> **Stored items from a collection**
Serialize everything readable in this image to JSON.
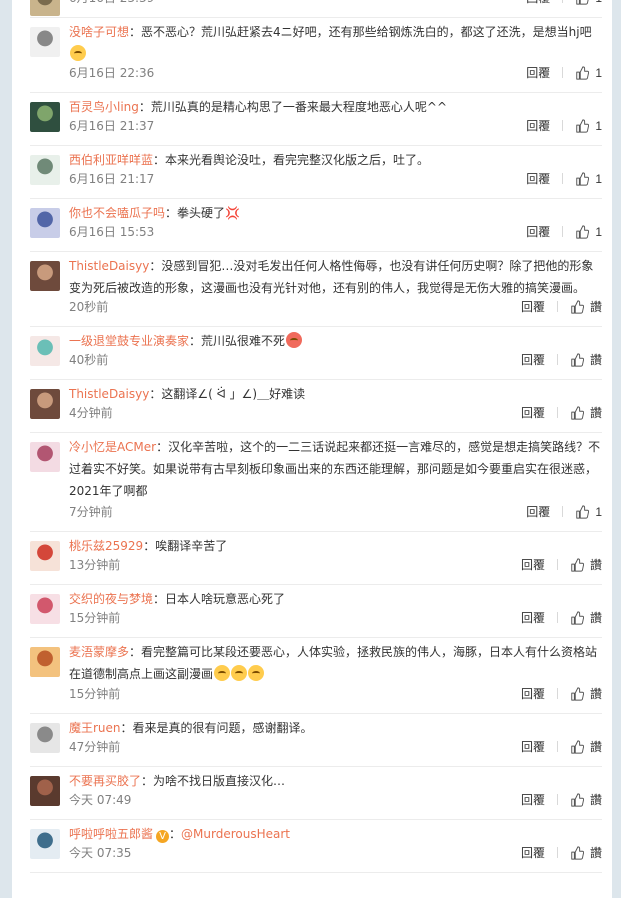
{
  "reply_label": "回覆",
  "comments": [
    {
      "user": "",
      "text": "",
      "time": "6月16日 23:39",
      "likes": "1"
    },
    {
      "user": "没啥子可想",
      "text": "恶不恶心？荒川弘赶紧去4ニ好吧，还有那些给钢炼洗白的，都这了还洗，是想当hj吧",
      "time": "6月16日 22:36",
      "likes": "1",
      "emoji": true
    },
    {
      "user": "百灵鸟小ling",
      "text": "荒川弘真的是精心构思了一番来最大程度地恶心人呢^^",
      "time": "6月16日 21:37",
      "likes": "1"
    },
    {
      "user": "西伯利亚咩咩蓝",
      "text": "本来光看舆论没吐，看完完整汉化版之后，吐了。",
      "time": "6月16日 21:17",
      "likes": "1"
    },
    {
      "user": "你也不会嗑瓜子吗",
      "text": "拳头硬了💢",
      "time": "6月16日 15:53",
      "likes": "1"
    },
    {
      "user": "ThistleDaisyy",
      "text": "没感到冒犯…没对毛发出任何人格性侮辱，也没有讲任何历史啊？除了把他的形象变为死后被改造的形象，这漫画也没有光针对他，还有别的伟人，我觉得是无伤大雅的搞笑漫画。",
      "time": "20秒前",
      "likes": "讚"
    },
    {
      "user": "一级退堂鼓专业演奏家",
      "text": "荒川弘很难不死",
      "time": "40秒前",
      "likes": "讚",
      "emoji_red": true
    },
    {
      "user": "ThistleDaisyy",
      "text": "这翻译∠( ᐛ 」∠)＿好难读",
      "time": "4分钟前",
      "likes": "讚"
    },
    {
      "user": "冷小忆是ACMer",
      "text": "汉化辛苦啦，这个的一二三话说起来都还挺一言难尽的，感觉是想走搞笑路线？不过着实不好笑。如果说带有古早刻板印象画出来的东西还能理解，那问题是如今要重启实在很迷惑，2021年了啊都",
      "time": "7分钟前",
      "likes": "1"
    },
    {
      "user": "桃乐兹25929",
      "text": "唉翻译辛苦了",
      "time": "13分钟前",
      "likes": "讚"
    },
    {
      "user": "交织的夜与梦境",
      "text": "日本人啥玩意恶心死了",
      "time": "15分钟前",
      "likes": "讚"
    },
    {
      "user": "麦浯蒙摩多",
      "text": "看完整篇可比某段还要恶心，人体实验，拯救民族的伟人，海豚，日本人有什么资格站在道德制高点上画这副漫画",
      "time": "15分钟前",
      "likes": "讚",
      "emoji3": true
    },
    {
      "user": "魔王ruen",
      "text": "看来是真的很有问题，感谢翻译。",
      "time": "47分钟前",
      "likes": "讚"
    },
    {
      "user": "不要再买胶了",
      "text": "为啥不找日版直接汉化…",
      "time": "今天 07:49",
      "likes": "讚"
    },
    {
      "user": "呼啦呼啦五郎酱",
      "text": "@MurderousHeart",
      "time": "今天 07:35",
      "likes": "讚",
      "verified": true
    }
  ]
}
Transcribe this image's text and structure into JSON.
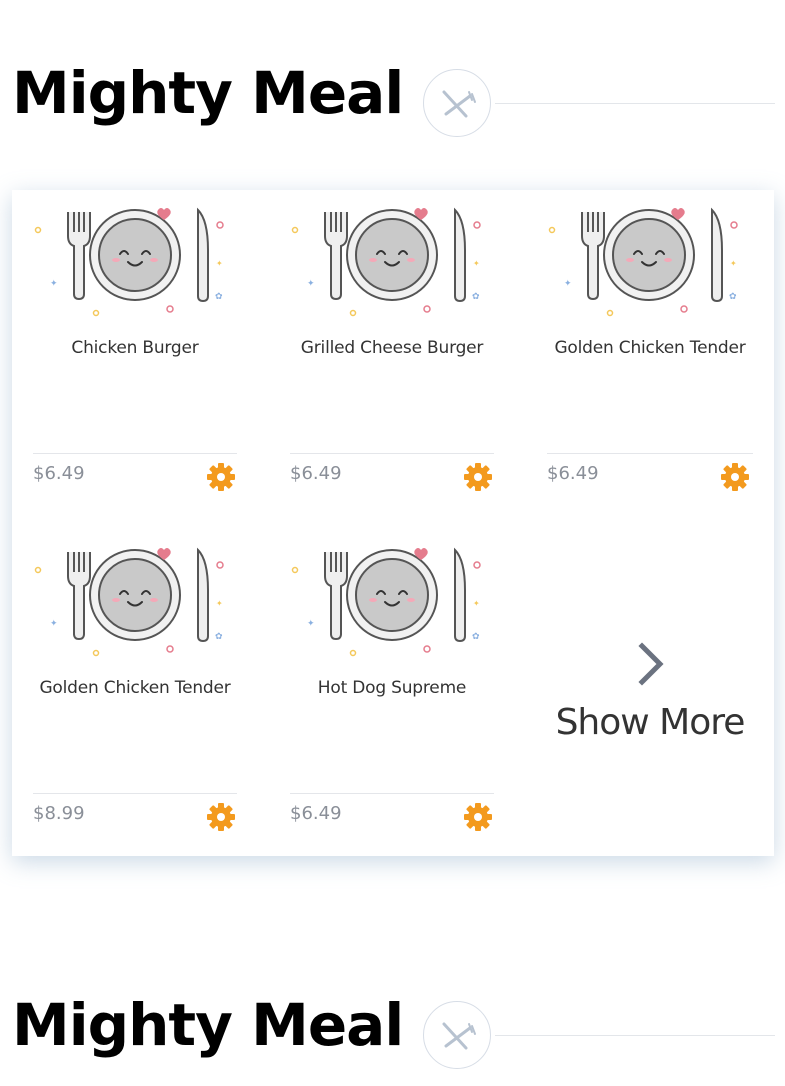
{
  "sections": [
    {
      "title": "Mighty Meal"
    },
    {
      "title": "Mighty Meal"
    }
  ],
  "colors": {
    "accent_gear": "#f39a1e",
    "price_text": "#8a8f98",
    "title_text": "#000000",
    "chevron": "#6b7280"
  },
  "icons": {
    "section_emblem": "fork-knife-crossed-icon",
    "card_action": "gear-icon",
    "show_more": "chevron-right-icon",
    "card_image": "smiling-plate-illustration"
  },
  "menu_items": [
    {
      "name": "Chicken Burger",
      "price": "$6.49"
    },
    {
      "name": "Grilled Cheese Burger",
      "price": "$6.49"
    },
    {
      "name": "Golden Chicken Tender",
      "price": "$6.49"
    },
    {
      "name": "Golden Chicken Tender",
      "price": "$8.99"
    },
    {
      "name": "Hot Dog Supreme",
      "price": "$6.49"
    }
  ],
  "show_more": {
    "label": "Show More"
  }
}
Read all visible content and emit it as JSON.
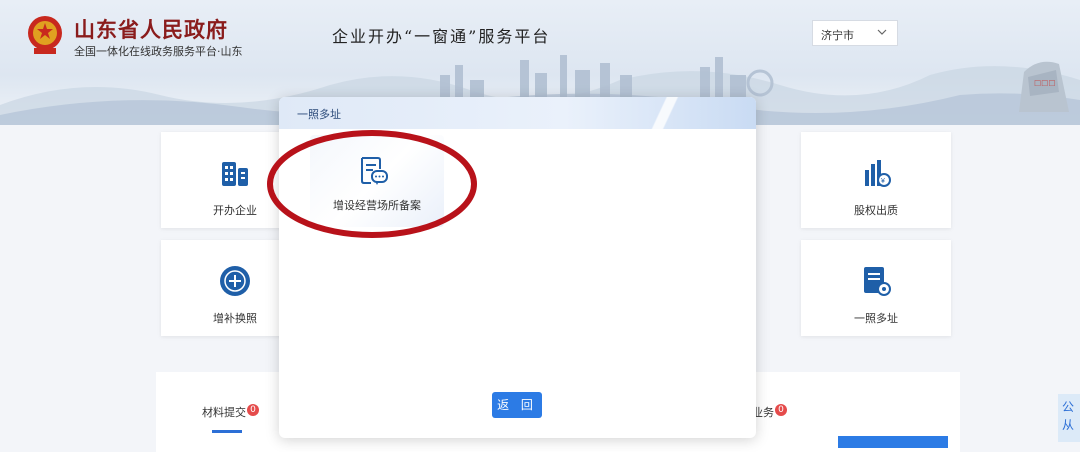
{
  "header": {
    "gov_title": "山东省人民政府",
    "gov_subtitle": "全国一体化在线政务服务平台·山东",
    "platform_title": "企业开办“一窗通”服务平台",
    "city_select": {
      "value": "济宁市",
      "icon": "chevron-down-icon"
    }
  },
  "cards": [
    {
      "label": "开办企业",
      "icon": "building-icon"
    },
    {
      "label": "股权出质",
      "icon": "chart-bars-icon"
    },
    {
      "label": "增补换照",
      "icon": "plus-circle-icon"
    },
    {
      "label": "一照多址",
      "icon": "doc-gear-icon"
    }
  ],
  "bottom": {
    "tab_left": "材料提交",
    "tab_left_badge": "0",
    "tab_right": "业务",
    "tab_right_badge": "0"
  },
  "side_float": {
    "line1": "公",
    "line2": "从"
  },
  "modal": {
    "title": "一照多址",
    "service": {
      "label": "增设经营场所备案",
      "icon": "document-chat-icon"
    },
    "back_button": "返 回"
  },
  "colors": {
    "accent": "#2c7be5",
    "gov_red": "#8a1c1c",
    "annotation": "#b8121a",
    "badge": "#e54b4b"
  }
}
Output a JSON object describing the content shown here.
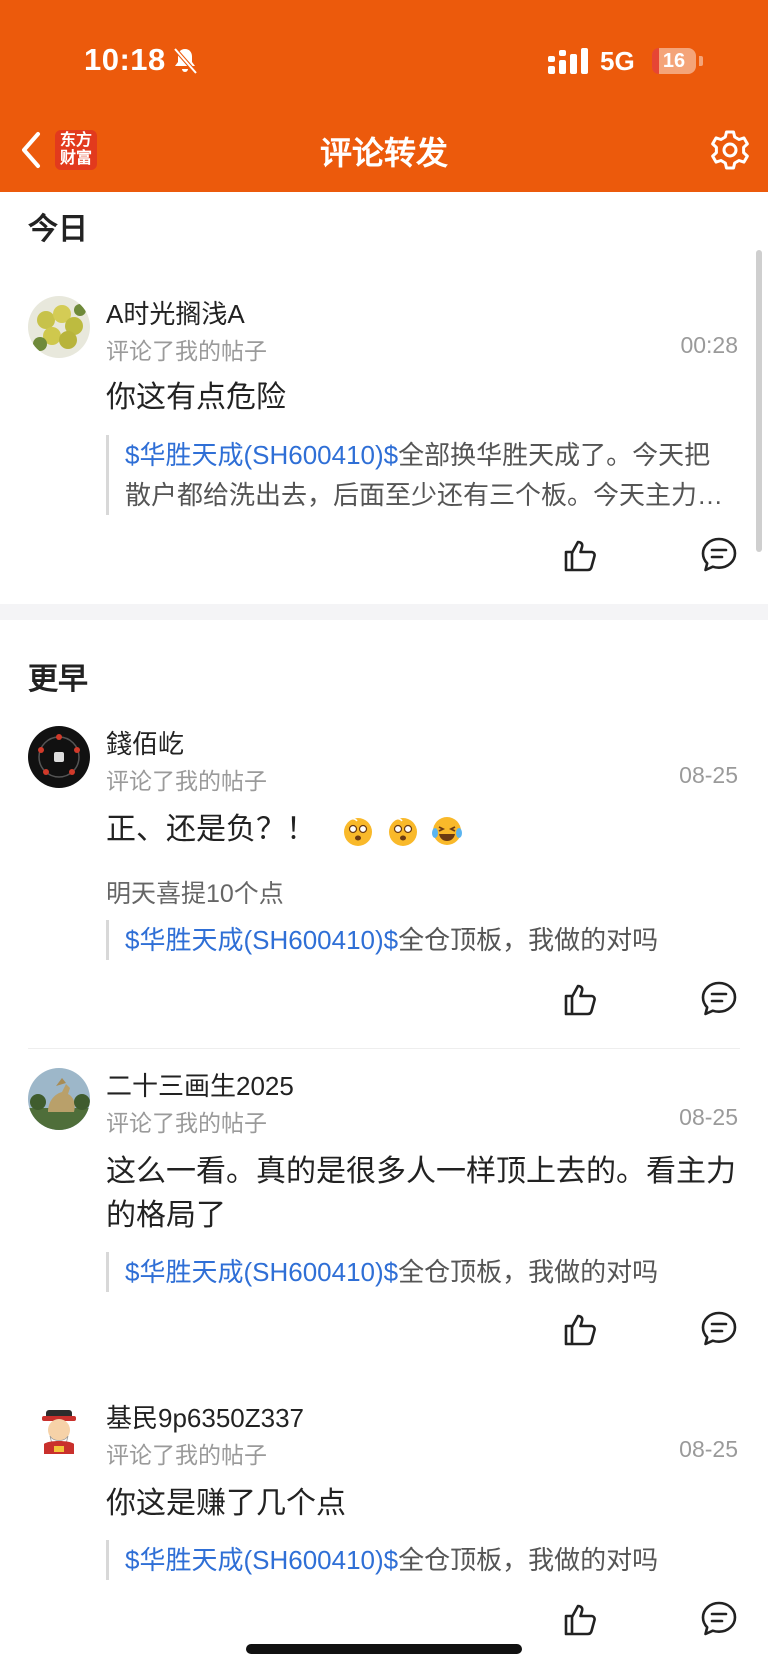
{
  "status_bar": {
    "time": "10:18",
    "network": "5G",
    "battery": "16",
    "battery_level": 0.16
  },
  "header": {
    "logo_text": "东方财富",
    "logo_line1": "东方",
    "logo_line2": "财富",
    "title": "评论转发"
  },
  "colors": {
    "header_bg": "#ec5a0c",
    "link": "#2f6fd6"
  },
  "sections": [
    {
      "heading": "今日"
    },
    {
      "heading": "更早"
    }
  ],
  "items": [
    {
      "user": "A时光搁浅A",
      "action": "评论了我的帖子",
      "time": "00:28",
      "comment": "你这有点危险",
      "quote_link": "$华胜天成(SH600410)$",
      "quote_text": "全部换华胜天成了。今天把散户都给洗出去，后面至少还有三个板。今天主力…",
      "avatar_icon": "oranges-avatar-icon"
    },
    {
      "user": "錢佰屹",
      "action": "评论了我的帖子",
      "time": "08-25",
      "comment": "正、还是负？！",
      "sub_text": "明天喜提10个点",
      "emojis": [
        "dizzy-face-icon",
        "dizzy-face-icon",
        "laughing-tears-icon"
      ],
      "quote_link": "$华胜天成(SH600410)$",
      "quote_text": "全仓顶板，我做的对吗",
      "avatar_icon": "dark-pattern-avatar-icon"
    },
    {
      "user": "二十三画生2025",
      "action": "评论了我的帖子",
      "time": "08-25",
      "comment": "这么一看。真的是很多人一样顶上去的。看主力的格局了",
      "quote_link": "$华胜天成(SH600410)$",
      "quote_text": "全仓顶板，我做的对吗",
      "avatar_icon": "rooster-statue-avatar-icon"
    },
    {
      "user": "基民9p6350Z337",
      "action": "评论了我的帖子",
      "time": "08-25",
      "comment": "你这是赚了几个点",
      "quote_link": "$华胜天成(SH600410)$",
      "quote_text": "全仓顶板，我做的对吗",
      "avatar_icon": "fortune-god-avatar-icon"
    }
  ],
  "icons": [
    "back-icon",
    "settings-gear-icon",
    "thumbs-up-icon",
    "comment-icon",
    "mute-bell-icon",
    "signal-icon"
  ]
}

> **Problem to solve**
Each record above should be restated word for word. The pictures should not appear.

> **Answer for this exercise**
Serialize everything readable in this image to JSON.
{
  "reply_label": "回覆",
  "comments": [
    {
      "user": "",
      "text": "",
      "time": "6月16日 23:39",
      "likes": "1"
    },
    {
      "user": "没啥子可想",
      "text": "恶不恶心？荒川弘赶紧去4ニ好吧，还有那些给钢炼洗白的，都这了还洗，是想当hj吧",
      "time": "6月16日 22:36",
      "likes": "1",
      "emoji": true
    },
    {
      "user": "百灵鸟小ling",
      "text": "荒川弘真的是精心构思了一番来最大程度地恶心人呢^^",
      "time": "6月16日 21:37",
      "likes": "1"
    },
    {
      "user": "西伯利亚咩咩蓝",
      "text": "本来光看舆论没吐，看完完整汉化版之后，吐了。",
      "time": "6月16日 21:17",
      "likes": "1"
    },
    {
      "user": "你也不会嗑瓜子吗",
      "text": "拳头硬了💢",
      "time": "6月16日 15:53",
      "likes": "1"
    },
    {
      "user": "ThistleDaisyy",
      "text": "没感到冒犯…没对毛发出任何人格性侮辱，也没有讲任何历史啊？除了把他的形象变为死后被改造的形象，这漫画也没有光针对他，还有别的伟人，我觉得是无伤大雅的搞笑漫画。",
      "time": "20秒前",
      "likes": "讚"
    },
    {
      "user": "一级退堂鼓专业演奏家",
      "text": "荒川弘很难不死",
      "time": "40秒前",
      "likes": "讚",
      "emoji_red": true
    },
    {
      "user": "ThistleDaisyy",
      "text": "这翻译∠( ᐛ 」∠)＿好难读",
      "time": "4分钟前",
      "likes": "讚"
    },
    {
      "user": "冷小忆是ACMer",
      "text": "汉化辛苦啦，这个的一二三话说起来都还挺一言难尽的，感觉是想走搞笑路线？不过着实不好笑。如果说带有古早刻板印象画出来的东西还能理解，那问题是如今要重启实在很迷惑，2021年了啊都",
      "time": "7分钟前",
      "likes": "1"
    },
    {
      "user": "桃乐兹25929",
      "text": "唉翻译辛苦了",
      "time": "13分钟前",
      "likes": "讚"
    },
    {
      "user": "交织的夜与梦境",
      "text": "日本人啥玩意恶心死了",
      "time": "15分钟前",
      "likes": "讚"
    },
    {
      "user": "麦浯蒙摩多",
      "text": "看完整篇可比某段还要恶心，人体实验，拯救民族的伟人，海豚，日本人有什么资格站在道德制高点上画这副漫画",
      "time": "15分钟前",
      "likes": "讚",
      "emoji3": true
    },
    {
      "user": "魔王ruen",
      "text": "看来是真的很有问题，感谢翻译。",
      "time": "47分钟前",
      "likes": "讚"
    },
    {
      "user": "不要再买胶了",
      "text": "为啥不找日版直接汉化…",
      "time": "今天 07:49",
      "likes": "讚"
    },
    {
      "user": "呼啦呼啦五郎酱",
      "text": "@MurderousHeart",
      "time": "今天 07:35",
      "likes": "讚",
      "verified": true
    }
  ]
}
Transcribe this image's text and structure into JSON.
{
  "sections": [
    {
      "title": "Mighty Meal"
    },
    {
      "title": "Mighty Meal"
    }
  ],
  "colors": {
    "accent_gear": "#f39a1e",
    "price_text": "#8a8f98",
    "title_text": "#000000",
    "chevron": "#6b7280"
  },
  "icons": {
    "section_emblem": "fork-knife-crossed-icon",
    "card_action": "gear-icon",
    "show_more": "chevron-right-icon",
    "card_image": "smiling-plate-illustration"
  },
  "menu_items": [
    {
      "name": "Chicken Burger",
      "price": "$6.49"
    },
    {
      "name": "Grilled Cheese Burger",
      "price": "$6.49"
    },
    {
      "name": "Golden Chicken Tender",
      "price": "$6.49"
    },
    {
      "name": "Golden Chicken Tender",
      "price": "$8.99"
    },
    {
      "name": "Hot Dog Supreme",
      "price": "$6.49"
    }
  ],
  "show_more": {
    "label": "Show More"
  }
}
Read all visible content and emit it as JSON.
{
  "header": {
    "gov_title": "山东省人民政府",
    "gov_subtitle": "全国一体化在线政务服务平台·山东",
    "platform_title": "企业开办“一窗通”服务平台",
    "city_select": {
      "value": "济宁市",
      "icon": "chevron-down-icon"
    }
  },
  "cards": [
    {
      "label": "开办企业",
      "icon": "building-icon"
    },
    {
      "label": "股权出质",
      "icon": "chart-bars-icon"
    },
    {
      "label": "增补换照",
      "icon": "plus-circle-icon"
    },
    {
      "label": "一照多址",
      "icon": "doc-gear-icon"
    }
  ],
  "bottom": {
    "tab_left": "材料提交",
    "tab_left_badge": "0",
    "tab_right": "业务",
    "tab_right_badge": "0"
  },
  "side_float": {
    "line1": "公",
    "line2": "从"
  },
  "modal": {
    "title": "一照多址",
    "service": {
      "label": "增设经营场所备案",
      "icon": "document-chat-icon"
    },
    "back_button": "返 回"
  },
  "colors": {
    "accent": "#2c7be5",
    "gov_red": "#8a1c1c",
    "annotation": "#b8121a",
    "badge": "#e54b4b"
  }
}
Output a JSON object describing the content shown here.
{
  "status_bar": {
    "time": "10:18",
    "network": "5G",
    "battery": "16",
    "battery_level": 0.16
  },
  "header": {
    "logo_text": "东方财富",
    "logo_line1": "东方",
    "logo_line2": "财富",
    "title": "评论转发"
  },
  "colors": {
    "header_bg": "#ec5a0c",
    "link": "#2f6fd6"
  },
  "sections": [
    {
      "heading": "今日"
    },
    {
      "heading": "更早"
    }
  ],
  "items": [
    {
      "user": "A时光搁浅A",
      "action": "评论了我的帖子",
      "time": "00:28",
      "comment": "你这有点危险",
      "quote_link": "$华胜天成(SH600410)$",
      "quote_text": "全部换华胜天成了。今天把散户都给洗出去，后面至少还有三个板。今天主力…",
      "avatar_icon": "oranges-avatar-icon"
    },
    {
      "user": "錢佰屹",
      "action": "评论了我的帖子",
      "time": "08-25",
      "comment": "正、还是负？！",
      "sub_text": "明天喜提10个点",
      "emojis": [
        "dizzy-face-icon",
        "dizzy-face-icon",
        "laughing-tears-icon"
      ],
      "quote_link": "$华胜天成(SH600410)$",
      "quote_text": "全仓顶板，我做的对吗",
      "avatar_icon": "dark-pattern-avatar-icon"
    },
    {
      "user": "二十三画生2025",
      "action": "评论了我的帖子",
      "time": "08-25",
      "comment": "这么一看。真的是很多人一样顶上去的。看主力的格局了",
      "quote_link": "$华胜天成(SH600410)$",
      "quote_text": "全仓顶板，我做的对吗",
      "avatar_icon": "rooster-statue-avatar-icon"
    },
    {
      "user": "基民9p6350Z337",
      "action": "评论了我的帖子",
      "time": "08-25",
      "comment": "你这是赚了几个点",
      "quote_link": "$华胜天成(SH600410)$",
      "quote_text": "全仓顶板，我做的对吗",
      "avatar_icon": "fortune-god-avatar-icon"
    }
  ],
  "icons": [
    "back-icon",
    "settings-gear-icon",
    "thumbs-up-icon",
    "comment-icon",
    "mute-bell-icon",
    "signal-icon"
  ]
}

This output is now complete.